The final Café Scientifique: What lies ahead
To move forward, they first had to travel backward.
This past Tuesday, in front of a crowd that filled the Boothbay Harbor Opera House to near capacity, Colin Woodard and Dr. Graham Shimmield discussed the future of oceanography and science as we know it.
At the final Bigelow Labs Café Scientifique, “40 Years of Discovery and What Lies Ahead,” the pair first began with their respective histories and told the audience where they stood 40 years ago.
Woodard, now a national affairs writer for the Portland Press Herald/Maine Sunday Telegram, was just a child four decades past. He said he grew up in Southport, and in those days, when he was five years old, he would sail with his family on small sailboats for days at a time.
"To be tied to the wind and the currents, you begin communing with nature," Woodard said. "It comes to seem more real than anything else."
This was the beginning of his immersion of the sea, and he said it set the stage for his interest in oceanography later on in life.
Shimmield, now the executive director of the Bigelow Laboratory for Ocean Sciences, was a few years older than Woodard at that time, but said he also grew up near the water. His parents lived in Trinidad and had a home that sat right on the beach. He had ample access to the ocean.
"By living in a place like that and being so close to the sea," he said, "I found the sea, beach and marine life totally fascinating.
"I remember a profusion of coral and marine life. I had always wanted to go to sleep, falling asleep, to the sound of the sea."
Woodard then described his reporting on environmental problems in the ‘90s in Europe. He lived in Budapest near the Danube River, and he spoke about how the Danube became the central image of pollution for him. He said he was one of the first to ask the ultimate hard question about where the pollution was heading. It went directly to the Black Sea.
"It was a biochemical disaster that no one saw coming," he said.
Pollution caused algae blooms that suffocated other life in the sea. And eventually an influx of jellyfish made the problem even worse by populating the area with no natural predators. Jellies grew to over 10 billion tons in total mass at one point.
"Have we reached a point where we can disrupt entire collections of species?" Woodard asked. First it was his experience of the ocean; then his first-hand witnessing of destructive pollution that thrust him into focusing more on similar issues.
Shimmield said his eventual entrance into the field of oceanography was more accidental. He worked on oil rigs around the time that he went to college, and he was able to see the impact the rigs had on different parts of the ocean. He was isolated and away from any other man-made structures, and that isolation brought things into focus for him.
They each agreed that their experiences made them realize that ocean life, indeed all life, was connected and that it was not right to think of different parts of the ecosystem as acting completely independently. That realization across all science has led to the development of ecosystem-based management, an approach to environmental management that considers all issues simultaneously rather than focusing on each issue in isolation.
The pair's history lead directly into questions from the audience. Since this night was meant to be more of a question-and-answer session more than the previous Bigelow talks, audience members were given about 20 minutes to converse with the presenters.

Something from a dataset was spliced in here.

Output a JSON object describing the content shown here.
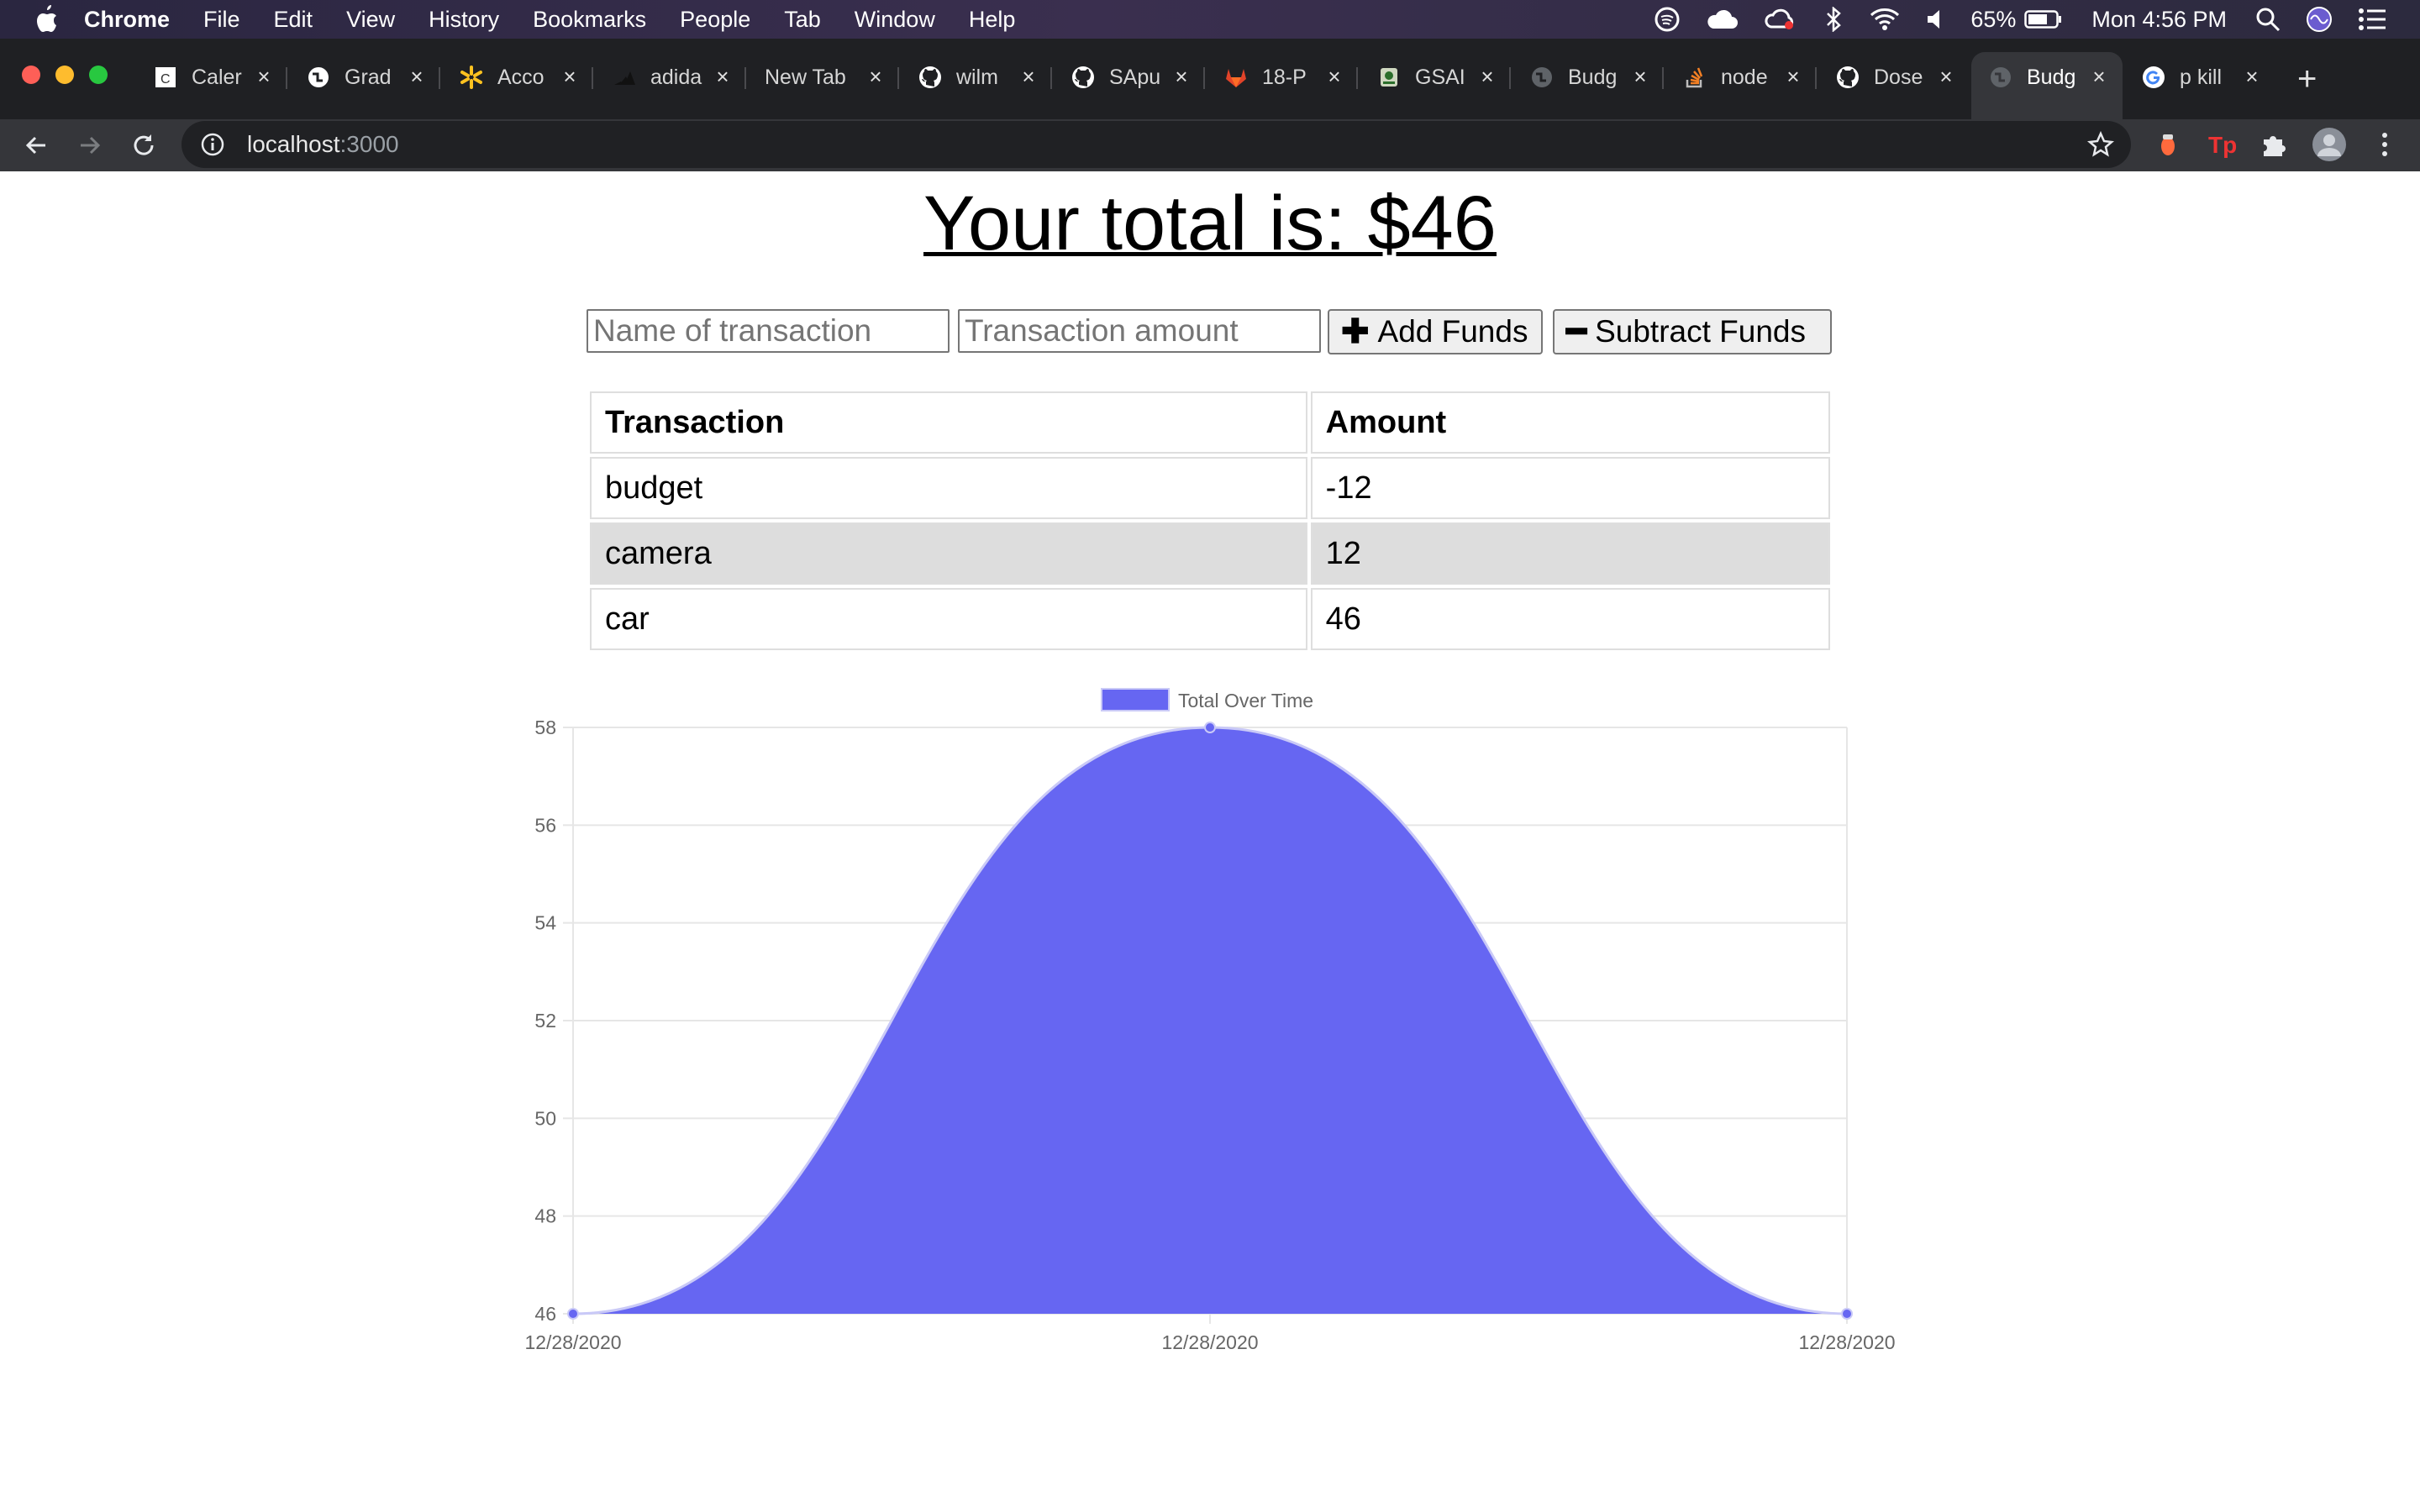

One audience member asked about the pervasive issue of spreading the message of science. "How do you get your message out?"

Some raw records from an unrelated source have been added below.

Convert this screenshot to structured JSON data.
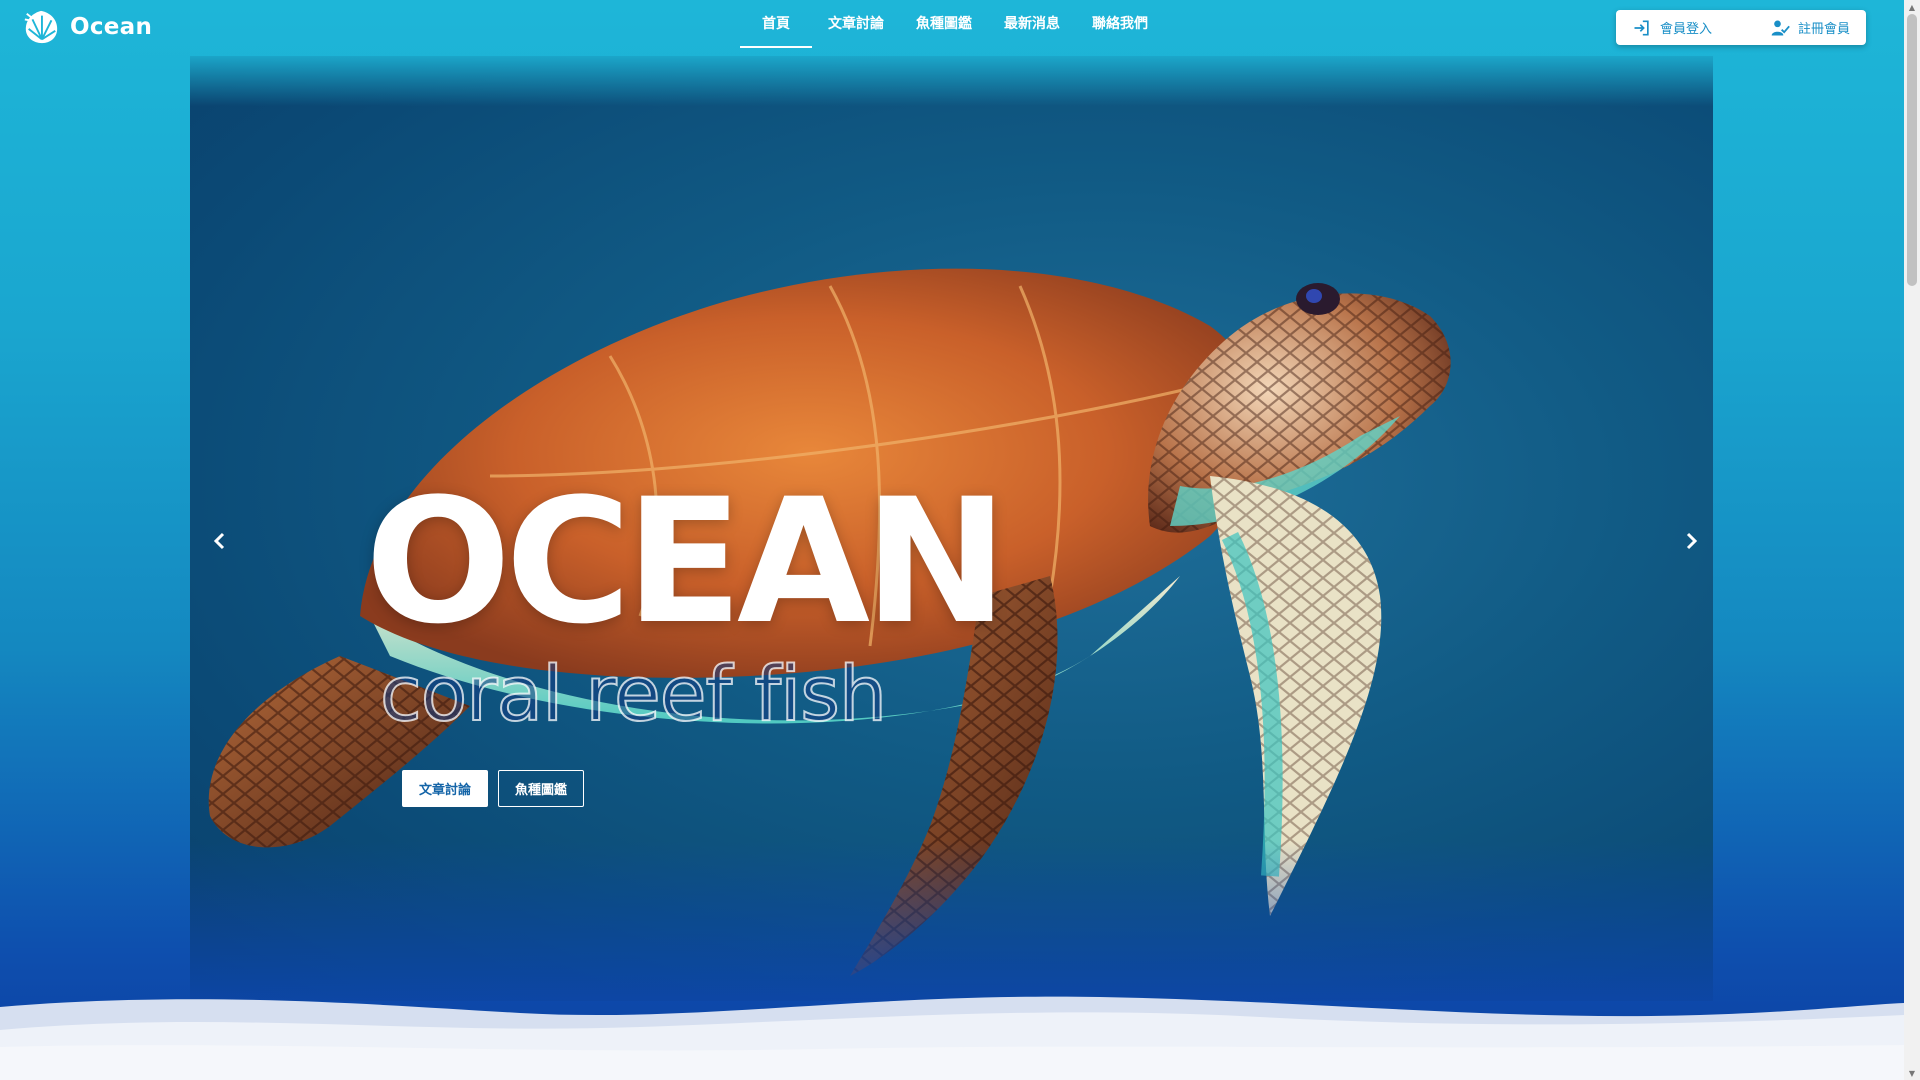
{
  "brand": {
    "name": "Ocean",
    "logo_icon": "shell-logo-icon"
  },
  "nav": {
    "items": [
      {
        "label": "首頁",
        "active": true
      },
      {
        "label": "文章討論",
        "active": false
      },
      {
        "label": "魚種圖鑑",
        "active": false
      },
      {
        "label": "最新消息",
        "active": false
      },
      {
        "label": "聯絡我們",
        "active": false
      }
    ]
  },
  "auth": {
    "login_label": "會員登入",
    "login_icon": "login-arrow-icon",
    "register_label": "註冊會員",
    "register_icon": "user-check-icon"
  },
  "hero": {
    "title": "OCEAN",
    "subtitle": "coral reef fish",
    "buttons": [
      {
        "label": "文章討論",
        "style": "solid"
      },
      {
        "label": "魚種圖鑑",
        "style": "outline"
      }
    ],
    "prev_icon": "chevron-left-icon",
    "next_icon": "chevron-right-icon"
  },
  "colors": {
    "header_top": "#1eb6d8",
    "page_bottom": "#0c3fa3",
    "accent": "#1a8fc7",
    "wave_light": "#f5f7fb"
  }
}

Shimmield said he believes that communication begins with advocacy for the oceanic sciences, which then leads to large-scale perception.
"Scientists are going through a period where they need to be counted and find out what they actually believe," Shimmield said. "That's a zone of discomfort for most scientists."

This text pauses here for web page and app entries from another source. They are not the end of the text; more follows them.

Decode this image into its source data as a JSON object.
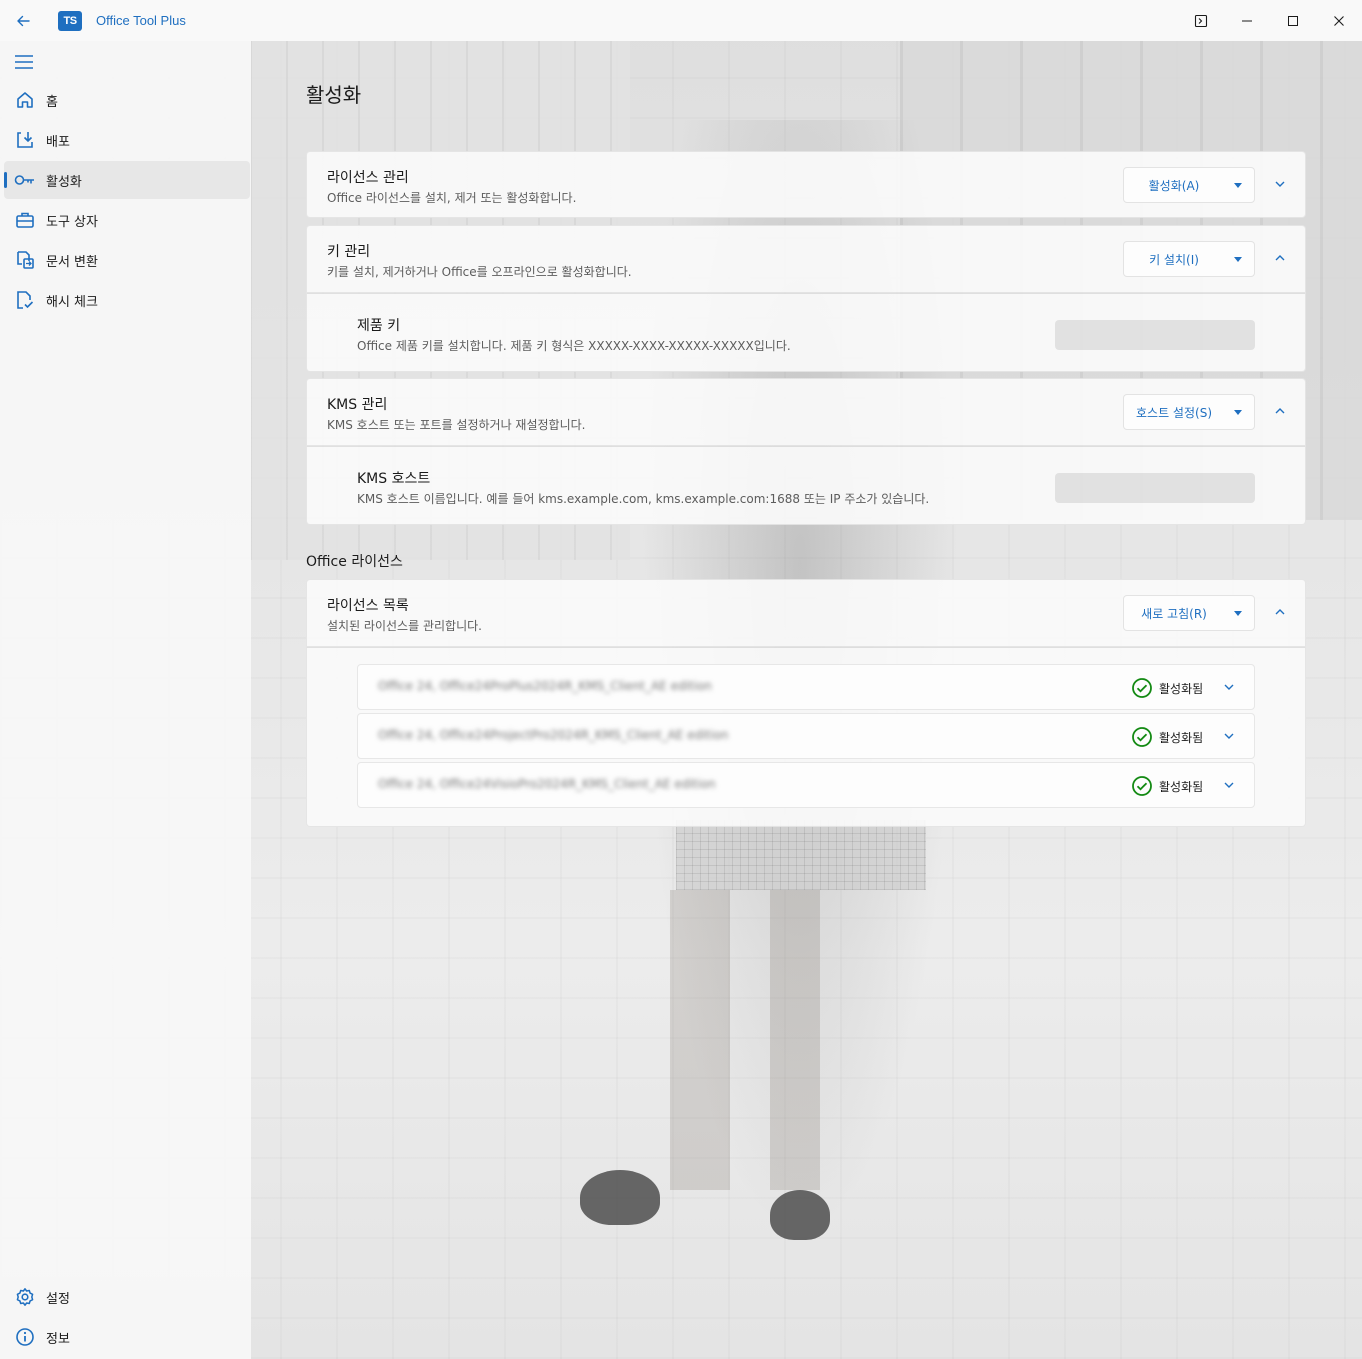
{
  "window": {
    "title": "Office Tool Plus",
    "logo_text": "TS",
    "controls": [
      "terminal-icon",
      "minimize-icon",
      "maximize-icon",
      "close-icon"
    ]
  },
  "sidebar": {
    "items": [
      {
        "label": "홈",
        "icon": "home-icon",
        "active": false
      },
      {
        "label": "배포",
        "icon": "deploy-icon",
        "active": false
      },
      {
        "label": "활성화",
        "icon": "key-icon",
        "active": true
      },
      {
        "label": "도구 상자",
        "icon": "toolbox-icon",
        "active": false
      },
      {
        "label": "문서 변환",
        "icon": "document-convert-icon",
        "active": false
      },
      {
        "label": "해시 체크",
        "icon": "hash-check-icon",
        "active": false
      }
    ],
    "footer": [
      {
        "label": "설정",
        "icon": "settings-icon"
      },
      {
        "label": "정보",
        "icon": "info-icon"
      }
    ]
  },
  "main": {
    "title": "활성화",
    "license_management": {
      "title": "라이선스 관리",
      "description": "Office 라이선스를 설치, 제거 또는 활성화합니다.",
      "button": "활성화(A)"
    },
    "key_management": {
      "title": "키 관리",
      "description": "키를 설치, 제거하거나 Office를 오프라인으로 활성화합니다.",
      "button": "키 설치(I)",
      "product_key": {
        "title": "제품 키",
        "description": "Office 제품 키를 설치합니다. 제품 키 형식은 XXXXX-XXXX-XXXXX-XXXXX입니다.",
        "value": ""
      }
    },
    "kms_management": {
      "title": "KMS 관리",
      "description": "KMS 호스트 또는 포트를 설정하거나 재설정합니다.",
      "button": "호스트 설정(S)",
      "kms_host": {
        "title": "KMS 호스트",
        "description": "KMS 호스트 이름입니다. 예를 들어 kms.example.com, kms.example.com:1688 또는 IP 주소가 있습니다.",
        "value": ""
      }
    },
    "office_licenses": {
      "section_title": "Office 라이선스",
      "list_title": "라이선스 목록",
      "list_description": "설치된 라이선스를 관리합니다.",
      "button": "새로 고침(R)",
      "licenses": [
        {
          "name": "Office 24, Office24ProPlus2024R_KMS_Client_AE edition",
          "status": "활성화됨"
        },
        {
          "name": "Office 24, Office24ProjectPro2024R_KMS_Client_AE edition",
          "status": "활성화됨"
        },
        {
          "name": "Office 24, Office24VisioPro2024R_KMS_Client_AE edition",
          "status": "활성화됨"
        }
      ]
    }
  },
  "colors": {
    "accent": "#1f6fc0",
    "success": "#138a13"
  }
}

Instead of simply completing research in labs, he said, scientists must stand up for themselves and their professions by connecting with others through direct messages. They may be able to create advocates from those messages, and their efforts with a few individuals can blossom into widespread perception that, for instance, Earth systems rely on, and can affect, each other, so the actions of humans have a definite impact on the rest of the planet.
Regarding a related issue, a separate audience member brought up the Republican senator from Oklahoma, Jim Inhofe, who has spoken out directly against climate change science. The event participant asked Woodard what could be done about people, especially prominent public figures, speaking out against scientific evidence.
He responded simply by saying that getting the facts out will not always solve the problem. "People will ignore the facts," Woodard said.
The last question came from a man who described a photo of the Earth that was taken from space. The photo, an heirloom in his own family, shows a blue planet, and that amount of blue, he said, suggests that the oceans are clearly important because of their prominence on the planet. That said, he asked Shimmield how the scientific community was prepared to tackle such a physically large element with the funding they receive either privately or through government entities.
"I am concerned as a director of the (Bigelow) lab and for my colleagues," Shimmield said. Funding is harder than ever to get, he said, and at the same time, the cost of science is rising.
He quoted a recent figure and explained that 60 percent of scientific funding goes toward infrastructure: "That's just to keep the machines running."
He advocated for scientists being deliberate about their funding needs, and he stressed that it was important to get across the message that scientists only ask for money from governments after they have sat down and thought about it for long stretches of time. They are not asking for funds based on a whim.
The pair concluded the evening by remarking that that ocean has proven itself as resilient. The Black Sea, Colin said, has recovered after people began to clean up the Danube and lessen the pollution.
"When the pressure is taken off, ecosystems do rebuild."